• _Instructions for the task_
Find the word "values" in the data below and copy each line that holds it.

--------------------------------------------------

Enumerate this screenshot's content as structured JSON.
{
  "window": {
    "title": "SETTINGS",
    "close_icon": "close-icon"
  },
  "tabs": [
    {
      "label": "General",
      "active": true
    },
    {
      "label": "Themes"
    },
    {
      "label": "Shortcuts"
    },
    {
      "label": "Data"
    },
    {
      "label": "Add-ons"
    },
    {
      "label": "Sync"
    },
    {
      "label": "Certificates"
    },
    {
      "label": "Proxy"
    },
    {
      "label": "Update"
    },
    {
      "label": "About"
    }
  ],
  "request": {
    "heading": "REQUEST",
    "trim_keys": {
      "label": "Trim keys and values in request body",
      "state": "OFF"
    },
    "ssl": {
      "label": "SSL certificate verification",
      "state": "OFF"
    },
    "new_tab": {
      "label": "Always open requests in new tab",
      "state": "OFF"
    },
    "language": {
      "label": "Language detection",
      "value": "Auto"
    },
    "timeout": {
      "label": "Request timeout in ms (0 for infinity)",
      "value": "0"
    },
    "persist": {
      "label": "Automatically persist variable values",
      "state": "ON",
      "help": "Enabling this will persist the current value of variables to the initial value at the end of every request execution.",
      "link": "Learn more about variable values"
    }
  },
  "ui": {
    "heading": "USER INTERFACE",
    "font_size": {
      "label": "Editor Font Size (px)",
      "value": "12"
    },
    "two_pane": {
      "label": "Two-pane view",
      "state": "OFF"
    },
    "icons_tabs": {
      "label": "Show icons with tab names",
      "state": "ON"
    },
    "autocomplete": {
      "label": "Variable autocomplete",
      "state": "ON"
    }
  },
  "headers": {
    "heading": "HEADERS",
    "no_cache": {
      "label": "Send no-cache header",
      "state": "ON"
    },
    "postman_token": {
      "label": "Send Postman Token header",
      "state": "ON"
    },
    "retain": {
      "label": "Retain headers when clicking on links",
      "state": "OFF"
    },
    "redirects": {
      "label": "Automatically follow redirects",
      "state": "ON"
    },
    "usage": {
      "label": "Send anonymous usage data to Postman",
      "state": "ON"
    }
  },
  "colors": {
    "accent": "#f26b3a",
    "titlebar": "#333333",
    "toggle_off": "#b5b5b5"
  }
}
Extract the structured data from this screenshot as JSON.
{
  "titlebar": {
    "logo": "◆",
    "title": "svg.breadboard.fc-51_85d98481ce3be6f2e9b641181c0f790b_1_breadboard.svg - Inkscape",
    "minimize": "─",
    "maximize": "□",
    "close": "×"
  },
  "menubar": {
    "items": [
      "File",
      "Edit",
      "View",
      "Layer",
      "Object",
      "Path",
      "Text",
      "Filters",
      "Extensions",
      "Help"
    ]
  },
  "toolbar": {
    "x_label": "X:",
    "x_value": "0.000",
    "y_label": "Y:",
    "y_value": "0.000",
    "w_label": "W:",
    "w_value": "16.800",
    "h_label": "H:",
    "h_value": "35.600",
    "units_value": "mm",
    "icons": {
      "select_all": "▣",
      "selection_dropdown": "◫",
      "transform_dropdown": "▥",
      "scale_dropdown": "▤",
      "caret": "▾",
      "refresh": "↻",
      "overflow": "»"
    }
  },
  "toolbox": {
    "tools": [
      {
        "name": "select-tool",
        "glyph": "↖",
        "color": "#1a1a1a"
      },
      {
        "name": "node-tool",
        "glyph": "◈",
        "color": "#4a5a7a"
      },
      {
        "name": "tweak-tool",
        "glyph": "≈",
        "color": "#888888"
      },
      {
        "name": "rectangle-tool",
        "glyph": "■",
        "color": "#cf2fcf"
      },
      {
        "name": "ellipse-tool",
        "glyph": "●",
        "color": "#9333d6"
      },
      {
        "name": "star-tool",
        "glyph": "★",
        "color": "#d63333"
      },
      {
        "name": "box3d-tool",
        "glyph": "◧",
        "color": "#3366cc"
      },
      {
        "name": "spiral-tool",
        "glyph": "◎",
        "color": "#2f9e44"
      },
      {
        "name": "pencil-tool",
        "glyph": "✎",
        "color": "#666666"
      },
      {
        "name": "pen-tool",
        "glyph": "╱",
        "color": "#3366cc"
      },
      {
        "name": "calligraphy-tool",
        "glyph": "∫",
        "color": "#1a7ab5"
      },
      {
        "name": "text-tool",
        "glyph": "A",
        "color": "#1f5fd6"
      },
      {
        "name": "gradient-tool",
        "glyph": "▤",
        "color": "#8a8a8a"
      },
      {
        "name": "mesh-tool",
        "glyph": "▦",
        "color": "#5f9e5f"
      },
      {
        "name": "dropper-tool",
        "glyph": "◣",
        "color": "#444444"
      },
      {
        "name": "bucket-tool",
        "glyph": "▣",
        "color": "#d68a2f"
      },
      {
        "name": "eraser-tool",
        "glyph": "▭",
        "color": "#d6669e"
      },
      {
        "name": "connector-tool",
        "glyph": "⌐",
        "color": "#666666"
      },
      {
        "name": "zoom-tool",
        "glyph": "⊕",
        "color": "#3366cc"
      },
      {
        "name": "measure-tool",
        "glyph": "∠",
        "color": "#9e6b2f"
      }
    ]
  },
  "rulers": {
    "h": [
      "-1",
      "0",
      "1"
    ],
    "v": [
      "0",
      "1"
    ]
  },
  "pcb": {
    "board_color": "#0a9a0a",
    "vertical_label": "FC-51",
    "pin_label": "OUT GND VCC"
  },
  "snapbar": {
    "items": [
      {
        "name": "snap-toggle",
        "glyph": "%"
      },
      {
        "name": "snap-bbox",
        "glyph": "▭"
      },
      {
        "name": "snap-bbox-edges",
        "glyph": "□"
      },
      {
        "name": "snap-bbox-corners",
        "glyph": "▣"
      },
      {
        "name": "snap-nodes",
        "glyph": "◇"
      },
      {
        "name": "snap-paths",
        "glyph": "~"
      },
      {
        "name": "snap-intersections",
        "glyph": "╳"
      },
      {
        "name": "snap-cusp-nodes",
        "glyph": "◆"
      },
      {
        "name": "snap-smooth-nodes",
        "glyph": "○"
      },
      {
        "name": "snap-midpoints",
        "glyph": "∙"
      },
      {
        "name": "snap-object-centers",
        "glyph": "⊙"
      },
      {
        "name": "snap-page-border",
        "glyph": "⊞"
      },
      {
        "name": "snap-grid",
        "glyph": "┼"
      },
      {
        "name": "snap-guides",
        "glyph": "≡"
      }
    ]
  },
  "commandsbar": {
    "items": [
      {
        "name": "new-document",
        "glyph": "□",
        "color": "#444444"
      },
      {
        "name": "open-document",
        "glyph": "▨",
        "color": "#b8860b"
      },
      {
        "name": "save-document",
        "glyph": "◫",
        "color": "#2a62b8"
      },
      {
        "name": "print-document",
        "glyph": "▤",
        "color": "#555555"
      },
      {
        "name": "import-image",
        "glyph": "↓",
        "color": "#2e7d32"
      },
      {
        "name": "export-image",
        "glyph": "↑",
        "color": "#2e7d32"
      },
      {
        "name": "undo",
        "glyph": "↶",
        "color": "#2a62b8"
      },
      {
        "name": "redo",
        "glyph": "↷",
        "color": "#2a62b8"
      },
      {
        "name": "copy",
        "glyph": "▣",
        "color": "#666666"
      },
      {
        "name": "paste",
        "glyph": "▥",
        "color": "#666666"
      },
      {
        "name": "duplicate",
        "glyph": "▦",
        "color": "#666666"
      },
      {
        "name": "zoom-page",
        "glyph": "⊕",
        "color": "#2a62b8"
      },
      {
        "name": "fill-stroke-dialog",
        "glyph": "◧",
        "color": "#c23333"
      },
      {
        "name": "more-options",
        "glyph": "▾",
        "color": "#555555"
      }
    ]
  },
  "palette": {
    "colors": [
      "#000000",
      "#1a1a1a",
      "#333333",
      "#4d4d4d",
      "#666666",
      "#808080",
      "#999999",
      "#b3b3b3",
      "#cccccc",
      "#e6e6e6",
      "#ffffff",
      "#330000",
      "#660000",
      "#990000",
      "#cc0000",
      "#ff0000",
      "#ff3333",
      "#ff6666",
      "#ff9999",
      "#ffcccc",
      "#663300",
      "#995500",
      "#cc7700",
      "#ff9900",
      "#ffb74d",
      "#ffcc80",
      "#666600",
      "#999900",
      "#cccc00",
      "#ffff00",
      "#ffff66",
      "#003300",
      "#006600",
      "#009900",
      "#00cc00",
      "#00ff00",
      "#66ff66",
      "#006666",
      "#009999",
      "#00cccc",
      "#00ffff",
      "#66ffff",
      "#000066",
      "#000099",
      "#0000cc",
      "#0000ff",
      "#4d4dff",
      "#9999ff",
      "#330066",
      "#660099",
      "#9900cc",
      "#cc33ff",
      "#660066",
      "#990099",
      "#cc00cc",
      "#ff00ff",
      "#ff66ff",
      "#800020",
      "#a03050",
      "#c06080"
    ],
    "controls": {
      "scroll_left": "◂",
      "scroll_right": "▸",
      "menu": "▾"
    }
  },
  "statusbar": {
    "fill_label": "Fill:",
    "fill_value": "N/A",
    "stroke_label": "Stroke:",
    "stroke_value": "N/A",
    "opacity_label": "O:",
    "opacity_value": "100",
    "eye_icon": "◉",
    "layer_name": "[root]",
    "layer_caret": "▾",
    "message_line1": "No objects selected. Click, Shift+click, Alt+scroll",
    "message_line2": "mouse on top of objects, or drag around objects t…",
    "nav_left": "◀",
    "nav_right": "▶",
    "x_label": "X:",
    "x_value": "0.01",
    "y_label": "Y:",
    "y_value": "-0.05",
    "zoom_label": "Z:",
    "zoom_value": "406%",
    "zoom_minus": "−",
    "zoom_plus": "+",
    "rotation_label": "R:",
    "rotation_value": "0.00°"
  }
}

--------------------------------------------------

• _Solution to the problem_
      "label": "Trim keys and values in request body",
      "label": "Automatically persist variable values",
      "link": "Learn more about variable values"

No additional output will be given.